Check out new words added to


[fa-stid-ee-uh s, fuh-] /fæˈstɪd i əs, fə-/
excessively particular, critical, or demanding; hard to please:
a fastidious eater.
requiring or characterized by excessive care or delicacy; painstaking.
Origin of fastidious
late Middle English
1375-1425; late Middle English < Latin fastīdiōsus squeamish, equivalent to fastīdi(um) lack of appetite, disgust, perhaps by syncope of *fastutīdium (fastu-, combining form of fastus pride, conceit + -tīdium combining form of taedium tedium) + -ōsus -ous
Related forms
fastidiously, adverb
fastidiousness, noun
hyperfastidious, adjective
hyperfastidiously, adverb
hyperfastidiousness, noun
nonfastidious, adjective
nonfastidiously, adverb
nonfastidiousness, noun
overfastidious, adjective
overfastidiously, adverb
overfastidiousness, noun
ultrafastidious, adjective
ultrafastidiously, adverb
ultrafastidiousness, noun
unfastidious, adjective
unfastidiously, adverb
unfastidiousness, noun
1. See particular. Unabridged
Based on the Random House Dictionary, © Random House, Inc. 2015.
Cite This Source
Examples from the web for fastidious
  • fastidious about facts and dates, he talks at great speed and with an unusual, exhausting intensity.
  • It was written to please its author's fastidious taste, not to chime with the humour of the age.
  • He was not a play-goer, being of such fastidious taste that he was easily disgusted by the bad filling up of the inferior parts.
  • Within the fastidious world of opera fans, one group deserves special mention.
  • At first sight this may appear to be unnecessarily fastidious.
  • First, it is so well written and meticulously researched that despite its fastidious attention to detail it is a pleasure to read.
  • Even at the less extreme camps, security procedures remain fastidious.
  • He, who had always been so fastidious in dress, no longer seemed to care.
  • Rabbits are fastidious animals and will frequently groom themselves.
British Dictionary definitions for fastidious

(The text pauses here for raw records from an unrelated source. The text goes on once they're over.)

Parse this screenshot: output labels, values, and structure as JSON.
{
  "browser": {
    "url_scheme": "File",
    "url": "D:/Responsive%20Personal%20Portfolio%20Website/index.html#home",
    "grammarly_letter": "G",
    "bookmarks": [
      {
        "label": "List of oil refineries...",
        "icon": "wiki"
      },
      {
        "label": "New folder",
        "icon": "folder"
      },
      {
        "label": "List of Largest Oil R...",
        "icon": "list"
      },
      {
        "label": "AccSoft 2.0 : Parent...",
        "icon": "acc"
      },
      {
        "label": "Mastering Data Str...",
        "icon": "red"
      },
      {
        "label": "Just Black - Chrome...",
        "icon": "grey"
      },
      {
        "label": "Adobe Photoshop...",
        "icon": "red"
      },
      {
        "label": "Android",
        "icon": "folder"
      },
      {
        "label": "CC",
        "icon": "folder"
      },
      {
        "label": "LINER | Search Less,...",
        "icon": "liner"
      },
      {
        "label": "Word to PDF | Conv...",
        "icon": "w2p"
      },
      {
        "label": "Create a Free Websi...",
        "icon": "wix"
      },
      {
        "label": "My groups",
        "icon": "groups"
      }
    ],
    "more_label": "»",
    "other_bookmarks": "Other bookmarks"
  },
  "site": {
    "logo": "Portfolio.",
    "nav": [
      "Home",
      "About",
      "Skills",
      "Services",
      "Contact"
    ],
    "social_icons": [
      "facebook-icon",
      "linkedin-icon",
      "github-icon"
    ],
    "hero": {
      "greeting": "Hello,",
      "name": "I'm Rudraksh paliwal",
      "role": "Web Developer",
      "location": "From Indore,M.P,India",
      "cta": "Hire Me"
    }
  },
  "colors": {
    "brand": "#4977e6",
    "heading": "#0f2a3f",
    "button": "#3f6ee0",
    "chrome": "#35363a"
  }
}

very critical; hard to please
excessively particular about details
exceedingly delicate; easily disgusted
Derived Forms
fastidiously, adverb
fastidiousness, noun
Word Origin
C15: from Latin fastīdiōsus scornful, from fastīdium loathing, from fastus pride + taedium weariness
Collins English Dictionary - Complete & Unabridged 2012 Digital Edition
© William Collins Sons & Co. Ltd. 1979, 1986 © HarperCollins
Publishers 1998, 2000, 2003, 2005, 2006, 2007, 2009, 2012
Cite This Source
Word Origin and History for fastidious

mid-15c., "full of pride," from Latin fastidiosus "disdainful, squeamish, exacting," from fastidium "loathing, squeamishness," most likely from *fastu-taidiom, a compound of fastus "contempt, arrogance" and taedium "aversion, disgust." Early use in English was both in passive and active senses. Meaning "squeamish, over-nice" emerged in English 1610s. Related: Fastidiously; fastidiousness.

Online Etymology Dictionary, © 2010 Douglas Harper
Cite This Source
fastidious in Medicine

fastidious fas·tid·i·ous (fā-stĭd'ē-əs, fə-)

  1. Possessing or displaying careful, meticulous attention to detail.

  2. Difficult to please; exacting.

  3. Having complex nutritional requirements. Used of microorganisms.

The American Heritage® Stedman's Medical Dictionary
Copyright © 2002, 2001, 1995 by Houghton Mifflin Company. Published by Houghton Mifflin Company.
Cite This Source

Word of the Day

Difficulty index for fastidious

Few English speakers likely know this word

Word Value for fastidious

Scrabble Words With Friends

Quotes with fastidious

Nearby words for fastidious